I can tell you what types of sounds I've had the most fun listening for within an entire piece of music, whatever type of music that may be: percussive sounds — drums (duh), tambourines, maracas, and bells, congas, acoustic guitar, and piano.

I wonder if this has something to do with the speakers' designer, John DeVore, being a drummer. Maybe I'm onto something, or maybe I'm full of shit.

I also really enjoy listening to voices. Special voices — raspy ones like Tom Waits' or breathy ones like Sam Beam's or ethereal ones like Diane Cluck's or mountainous ones like Jim Teacher's or Thalia Zedek's — are all especially fun to listen to. And I think I'm talking about "definition" or "resolution of detail" here. I'm willing to bet that my little system excels in these areas. Give it some decently-recorded, airy music, with all sorts of fun little things going on, and listen as it offers each instrument and sound its own special space.

I've been wondering: Is there some correlation between percussive instruments and voices that would explain my attraction to the two?

Also, while listening to this "Best of" compilation, I found that my little system vested in me certain powers to marry an individual track to its original album. For instance, after listening twice through, I could tell, from the sound of the recording, that "I Want to Spend the Night" came from Menagerie, "Who is He (And What is He to You?)" came from Still Bill, "You Just Can't Smile It Away" came from Watching You Watching Me, and so on. I could never do this with, say, a Magnavox boombox.

My little system also gave me the sense that Feist had been listening to a lot of Menagerie when she recorded Let it Die. And, now, I want to go out and buy Menagerie.

"I like your sweater," she says, out of nowhere.
"Thank you."
"Nonsequitur, I know, but, nevertheless."

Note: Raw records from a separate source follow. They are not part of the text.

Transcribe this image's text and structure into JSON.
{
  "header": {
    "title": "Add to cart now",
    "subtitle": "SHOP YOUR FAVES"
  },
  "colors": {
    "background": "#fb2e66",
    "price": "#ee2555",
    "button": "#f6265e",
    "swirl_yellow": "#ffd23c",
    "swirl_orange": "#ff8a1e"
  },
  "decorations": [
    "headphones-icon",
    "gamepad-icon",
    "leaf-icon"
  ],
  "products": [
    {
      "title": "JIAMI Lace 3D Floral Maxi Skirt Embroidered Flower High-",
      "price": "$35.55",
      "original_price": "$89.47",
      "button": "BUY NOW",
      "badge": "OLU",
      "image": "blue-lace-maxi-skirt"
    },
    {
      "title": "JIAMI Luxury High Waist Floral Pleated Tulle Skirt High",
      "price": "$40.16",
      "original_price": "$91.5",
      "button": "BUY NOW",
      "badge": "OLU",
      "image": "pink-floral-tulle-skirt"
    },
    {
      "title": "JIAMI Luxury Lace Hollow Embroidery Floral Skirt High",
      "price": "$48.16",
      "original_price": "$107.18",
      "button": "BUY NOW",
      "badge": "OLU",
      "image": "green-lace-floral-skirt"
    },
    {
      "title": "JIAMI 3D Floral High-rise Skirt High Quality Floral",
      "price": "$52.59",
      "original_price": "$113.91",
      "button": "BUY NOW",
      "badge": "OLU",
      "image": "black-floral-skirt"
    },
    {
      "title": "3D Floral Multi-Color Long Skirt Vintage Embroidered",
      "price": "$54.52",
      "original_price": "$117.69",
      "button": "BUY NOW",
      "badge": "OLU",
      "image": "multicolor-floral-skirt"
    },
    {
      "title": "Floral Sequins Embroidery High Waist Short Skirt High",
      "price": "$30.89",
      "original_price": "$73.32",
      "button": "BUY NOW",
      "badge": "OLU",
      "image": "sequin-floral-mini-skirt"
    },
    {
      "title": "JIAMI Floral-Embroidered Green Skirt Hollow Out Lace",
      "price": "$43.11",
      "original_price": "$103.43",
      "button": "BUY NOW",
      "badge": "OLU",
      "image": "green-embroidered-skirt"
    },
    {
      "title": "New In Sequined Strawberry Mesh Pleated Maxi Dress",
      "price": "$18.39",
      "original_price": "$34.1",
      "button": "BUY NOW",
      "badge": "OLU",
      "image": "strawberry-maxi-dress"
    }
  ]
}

This has been an unusually loud, busy, frustrating morning. But, all at once, a lot of little somethings just happened: the Bill Withers CD came to a quiet end; a fax to our Accounts Payable department in Harrisburg, PA, went through successfully; we found some paper for our printer; the awful racket in the ceiling above me was transformed into the lulling and warm sound of air traveling through vents.

There's this one line in Feist's "Let it Die" that goes

The saddest part
of a broken heart

isn't the ending
so much as the start.

That kills me. I just wanted to mention that.

I think I'll tie a knot in this particular string of words right here — for no real reason — and move on to some other things.

"What's the blog about today?" asks JA.

Jim Tavegia's picture

We nearly had a man in crisis here. Deadlines, problems," and all kind of #^&* going on. Can't someone get this man a ""hearty"" mug of Yule Punch? or", as Scrooge might say after his transformation, a Christmas Bowl. Time top start the Christmas party early, I think. Start choosing designated drivers now!

Stephen Mejias's picture

>Start choosing designated drivers now!
Seriously. I really want a beer right now.

Todd Steponick's picture

Percussion and voice goes back through prehistory as perhaps the first manipulative sounds. Maybe there's some connection to a correlation there. - Dr Todds, Anthropologist.

john devore's picture

I like Todds' comment--I really think there's something to it. The idea that these sounds you describe as the most fun to listen to in Hi Fi are also the oldest (human voice, things banging together," etc.) makes a lot of sense. Your reptile brain is simply responding to sounds it recognizes as sounding ""right"" or natural. When everything's good", listening to music can feel that way. A direct connection to the music, with nothing in the way. No gear, no world outside, no overdue bills. I love that.

Ward's picture

That's the best Feist song on the album. Seriously. I'm with you on the percussion/vocals thing. Maybe they just have the most to gain from proper presentation